Our long list of boats we’ve considered includes Fleming 55s (a little too small), Fleming 58 (perfect size, can I borrow a few million?), Fleming 65s (great boat, big price tag), Offshores (most don’t have a Portuguese bridge and come at a very high price point), Selenes (still in consideration, on the slower end but doable), Nordhavns (amazing boats, might be overkill for our needs, draft a concern), Grand Banks Aleutians (amazing boats, might be out of our price range), Outer Reef (another price point challenge) and probably many others I’m forgetting.
We’ve looked at some boats pretty far afield of the mainstream like Florida Bay Coasters, Real Ships and Great Harbour but haven’t yet found something that checks all the boxes for us in that direction either.

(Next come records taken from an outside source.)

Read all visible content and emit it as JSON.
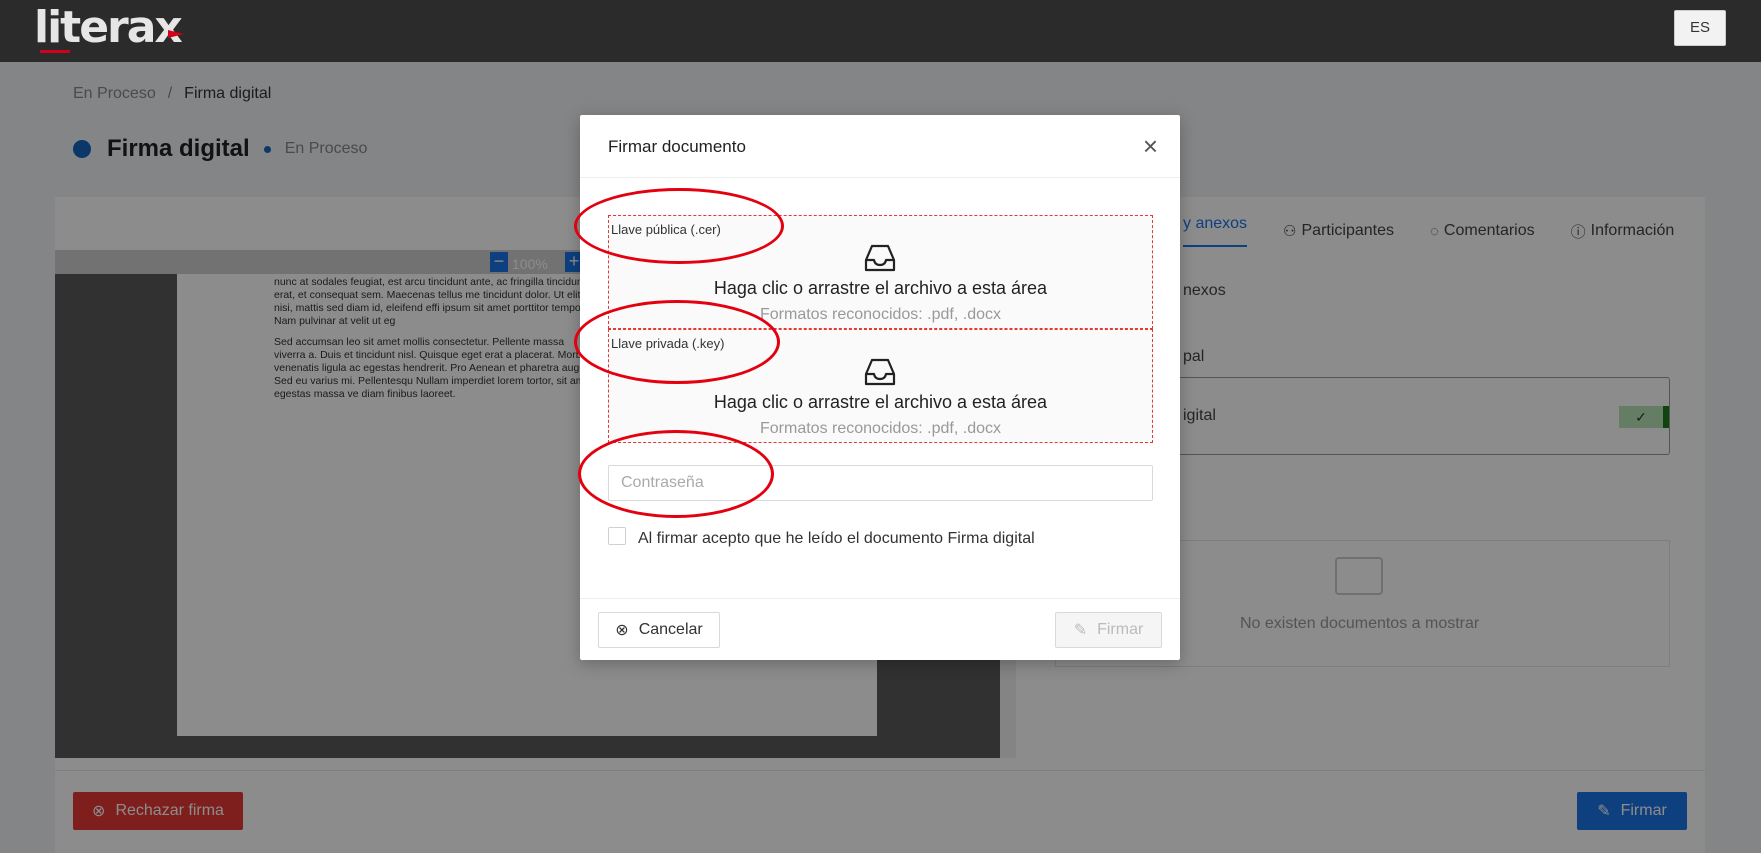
{
  "app": {
    "logo_text": "literax",
    "language_button": "ES"
  },
  "breadcrumb": {
    "parent": "En Proceso",
    "separator": "/",
    "current": "Firma digital"
  },
  "page": {
    "title": "Firma digital",
    "status": "En Proceso"
  },
  "viewer": {
    "zoom": "100%",
    "paragraph1": "nunc at sodales feugiat, est arcu tincidunt ante, ac fringilla tincidunt erat, et consequat sem. Maecenas tellus me tincidunt dolor. Ut elit nisi, mattis sed diam id, eleifend effi ipsum sit amet porttitor tempor. Nam pulvinar at velit ut eg",
    "paragraph2": "Sed accumsan leo sit amet mollis consectetur. Pellente massa viverra a. Duis et tincidunt nisl. Quisque eget erat a placerat. Morbi venenatis ligula ac egestas hendrerit. Pro Aenean et pharetra augue. Sed eu varius mi. Pellentesqu Nullam imperdiet lorem tortor, sit amet egestas massa ve diam finibus laoreet."
  },
  "side_panel": {
    "tabs": [
      {
        "label": "y anexos",
        "icon": "document-icon"
      },
      {
        "label": "Participantes",
        "icon": "users-icon"
      },
      {
        "label": "Comentarios",
        "icon": "comments-icon"
      },
      {
        "label": "Información",
        "icon": "info-icon"
      }
    ],
    "section_annexes": "nexos",
    "section_main": "pal",
    "doc_name": "igital",
    "empty_text": "No existen documentos a mostrar"
  },
  "footer": {
    "reject_label": "Rechazar firma",
    "sign_label": "Firmar"
  },
  "modal": {
    "title": "Firmar documento",
    "close_symbol": "×",
    "public_key": {
      "label": "Llave pública (.cer)",
      "main_text": "Haga clic o arrastre el archivo a esta área",
      "hint": "Formatos reconocidos: .pdf, .docx"
    },
    "private_key": {
      "label": "Llave privada (.key)",
      "main_text": "Haga clic o arrastre el archivo a esta área",
      "hint": "Formatos reconocidos: .pdf, .docx"
    },
    "password_placeholder": "Contraseña",
    "accept_text": "Al firmar acepto que he leído el documento Firma digital",
    "cancel_label": "Cancelar",
    "sign_label": "Firmar"
  },
  "colors": {
    "primary": "#1a73e8",
    "danger": "#e53935",
    "annotation": "#e3000f",
    "topbar": "#2b2b2b"
  }
}
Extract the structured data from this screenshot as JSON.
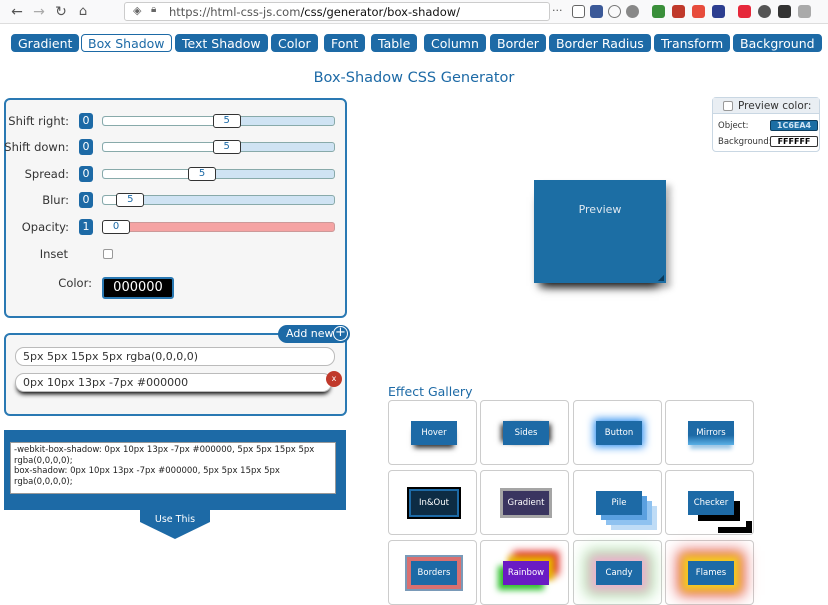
{
  "browser": {
    "url_host": "https://html-css-js.com",
    "url_path": "/css/generator/box-shadow/",
    "menu_dots": "···"
  },
  "nav": [
    "Gradient",
    "Box Shadow",
    "Text Shadow",
    "Color",
    "Font",
    "Table",
    "Column",
    "Border",
    "Border Radius",
    "Transform",
    "Background"
  ],
  "nav_active": "Box Shadow",
  "page_title": "Box-Shadow CSS Generator",
  "controls": {
    "shift_right": {
      "label": "Shift right:",
      "badge": "0",
      "value": "5",
      "fraction": 0.54
    },
    "shift_down": {
      "label": "Shift down:",
      "badge": "0",
      "value": "5",
      "fraction": 0.54
    },
    "spread": {
      "label": "Spread:",
      "badge": "0",
      "value": "5",
      "fraction": 0.42
    },
    "blur": {
      "label": "Blur:",
      "badge": "0",
      "value": "5",
      "fraction": 0.07
    },
    "opacity": {
      "label": "Opacity:",
      "badge": "1",
      "value": "0",
      "fraction": 0.0
    },
    "inset": {
      "label": "Inset",
      "checked": false
    },
    "color": {
      "label": "Color:",
      "value": "000000"
    }
  },
  "add_new_label": "Add new",
  "layers": [
    "5px 5px 15px 5px rgba(0,0,0,0)",
    "0px 10px 13px -7px #000000"
  ],
  "delete_label": "x",
  "code": "-webkit-box-shadow: 0px 10px 13px -7px #000000, 5px 5px 15px 5px rgba(0,0,0,0);\nbox-shadow: 0px 10px 13px -7px #000000, 5px 5px 15px 5px rgba(0,0,0,0);",
  "use_this_label": "Use This",
  "preview_label": "Preview",
  "preview_color": {
    "title": "Preview color:",
    "object_label": "Object:",
    "object_value": "1C6EA4",
    "background_label": "Background:",
    "background_value": "FFFFFF",
    "checked": false
  },
  "gallery": {
    "title": "Effect Gallery",
    "effects": [
      "Hover",
      "Sides",
      "Button",
      "Mirrors",
      "In&Out",
      "Gradient",
      "Pile",
      "Checker",
      "Borders",
      "Rainbow",
      "Candy",
      "Flames"
    ]
  },
  "colors": {
    "accent": "#1d6aa6",
    "object": "#1C6EA4",
    "opacity_track": "#f5a3a3"
  }
}
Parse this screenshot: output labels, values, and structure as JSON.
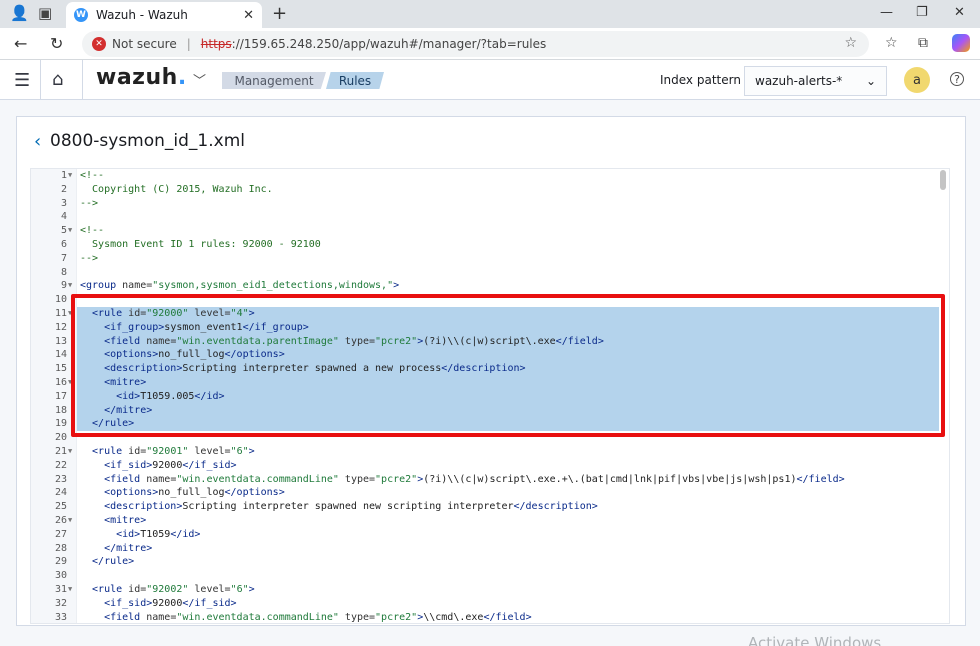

I believe it’s likely the collective wisdom and experience of this group of boaters is likely to be far exceed my own. So, please, tell me what you think I should be looking at. Am I on the right track? Am I missing something? Ruling out a class of boats I should be considering? I’d love to hear from all of you.
Dinghy as depth scout with Garmin QuickDraw Contours
May 22, 2019
Marine fuel prices, why so hard?
May 9, 2013
Northstar discovers cousins, lots of them!
December 4, 2006
To transpond or not, part 2
August 1, 2006